Pictures are not part of the copy; reproduce the remaining data exactly.

Exercise material:
------------------------------------------------------------------------

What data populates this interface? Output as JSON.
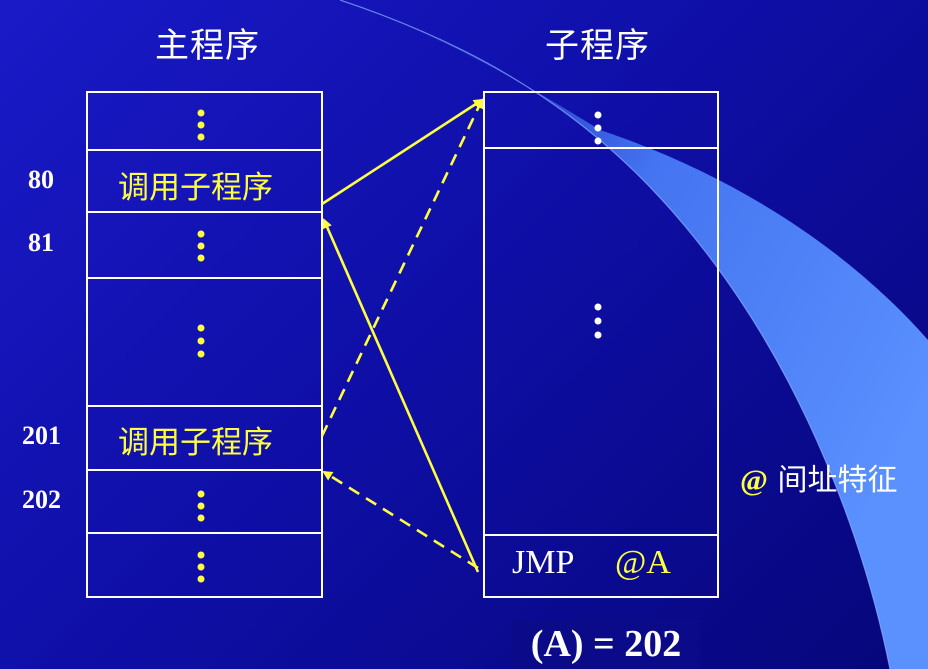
{
  "main_title": "主程序",
  "sub_title": "子程序",
  "addresses": [
    "80",
    "81",
    "201",
    "202"
  ],
  "main_call_1": "调用子程序",
  "main_call_2": "调用子程序",
  "sub_jmp": "JMP",
  "sub_operand": "@A",
  "equation": "(A) = 202",
  "note_symbol": "@",
  "note_text": "间址特征",
  "colors": {
    "background": "#1010b0",
    "box_stroke": "#ffffff",
    "highlight": "#ffff40",
    "wedge": "#4f84ff"
  }
}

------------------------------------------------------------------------

Answer section:
What data populates this interface? Output as JSON.
{
  "main_title": "主程序",
  "sub_title": "子程序",
  "addresses": [
    "80",
    "81",
    "201",
    "202"
  ],
  "main_call_1": "调用子程序",
  "main_call_2": "调用子程序",
  "sub_jmp": "JMP",
  "sub_operand": "@A",
  "equation": "(A) = 202",
  "note_symbol": "@",
  "note_text": "间址特征",
  "colors": {
    "background": "#1010b0",
    "box_stroke": "#ffffff",
    "highlight": "#ffff40",
    "wedge": "#4f84ff"
  }
}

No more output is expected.